## TASK DESCRIPTION:
Return all the lines below, exactly as they read.

Saved data entries
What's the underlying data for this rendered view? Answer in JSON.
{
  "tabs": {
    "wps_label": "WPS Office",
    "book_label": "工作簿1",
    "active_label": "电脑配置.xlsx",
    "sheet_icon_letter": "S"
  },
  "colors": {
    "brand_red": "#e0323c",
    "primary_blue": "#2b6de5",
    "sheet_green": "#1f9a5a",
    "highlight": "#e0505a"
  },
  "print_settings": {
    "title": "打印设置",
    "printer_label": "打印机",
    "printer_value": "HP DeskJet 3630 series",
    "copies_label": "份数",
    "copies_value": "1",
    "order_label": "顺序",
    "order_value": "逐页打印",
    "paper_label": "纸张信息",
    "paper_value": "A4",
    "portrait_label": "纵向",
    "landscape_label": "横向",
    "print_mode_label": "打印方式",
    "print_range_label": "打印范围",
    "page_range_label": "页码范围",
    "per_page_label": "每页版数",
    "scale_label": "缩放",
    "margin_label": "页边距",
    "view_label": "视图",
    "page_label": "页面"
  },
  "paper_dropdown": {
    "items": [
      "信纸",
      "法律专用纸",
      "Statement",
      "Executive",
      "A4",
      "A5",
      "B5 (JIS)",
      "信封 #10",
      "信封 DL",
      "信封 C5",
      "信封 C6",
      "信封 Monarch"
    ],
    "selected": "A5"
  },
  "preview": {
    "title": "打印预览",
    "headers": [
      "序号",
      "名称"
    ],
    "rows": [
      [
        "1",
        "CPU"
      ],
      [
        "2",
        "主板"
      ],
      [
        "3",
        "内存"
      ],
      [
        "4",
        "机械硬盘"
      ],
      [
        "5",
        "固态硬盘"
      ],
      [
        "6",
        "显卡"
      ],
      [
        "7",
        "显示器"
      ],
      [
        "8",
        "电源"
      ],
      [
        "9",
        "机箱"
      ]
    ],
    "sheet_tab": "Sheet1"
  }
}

## ANSWER SPACE:
What's the underlying data for this rendered view? Answer in JSON.
{
  "tabs": {
    "wps_label": "WPS Office",
    "book_label": "工作簿1",
    "active_label": "电脑配置.xlsx",
    "sheet_icon_letter": "S"
  },
  "colors": {
    "brand_red": "#e0323c",
    "primary_blue": "#2b6de5",
    "sheet_green": "#1f9a5a",
    "highlight": "#e0505a"
  },
  "print_settings": {
    "title": "打印设置",
    "printer_label": "打印机",
    "printer_value": "HP DeskJet 3630 series",
    "copies_label": "份数",
    "copies_value": "1",
    "order_label": "顺序",
    "order_value": "逐页打印",
    "paper_label": "纸张信息",
    "paper_value": "A4",
    "portrait_label": "纵向",
    "landscape_label": "横向",
    "print_mode_label": "打印方式",
    "print_range_label": "打印范围",
    "page_range_label": "页码范围",
    "per_page_label": "每页版数",
    "scale_label": "缩放",
    "margin_label": "页边距",
    "view_label": "视图",
    "page_label": "页面"
  },
  "paper_dropdown": {
    "items": [
      "信纸",
      "法律专用纸",
      "Statement",
      "Executive",
      "A4",
      "A5",
      "B5 (JIS)",
      "信封 #10",
      "信封 DL",
      "信封 C5",
      "信封 C6",
      "信封 Monarch"
    ],
    "selected": "A5"
  },
  "preview": {
    "title": "打印预览",
    "headers": [
      "序号",
      "名称"
    ],
    "rows": [
      [
        "1",
        "CPU"
      ],
      [
        "2",
        "主板"
      ],
      [
        "3",
        "内存"
      ],
      [
        "4",
        "机械硬盘"
      ],
      [
        "5",
        "固态硬盘"
      ],
      [
        "6",
        "显卡"
      ],
      [
        "7",
        "显示器"
      ],
      [
        "8",
        "电源"
      ],
      [
        "9",
        "机箱"
      ]
    ],
    "sheet_tab": "Sheet1"
  }
}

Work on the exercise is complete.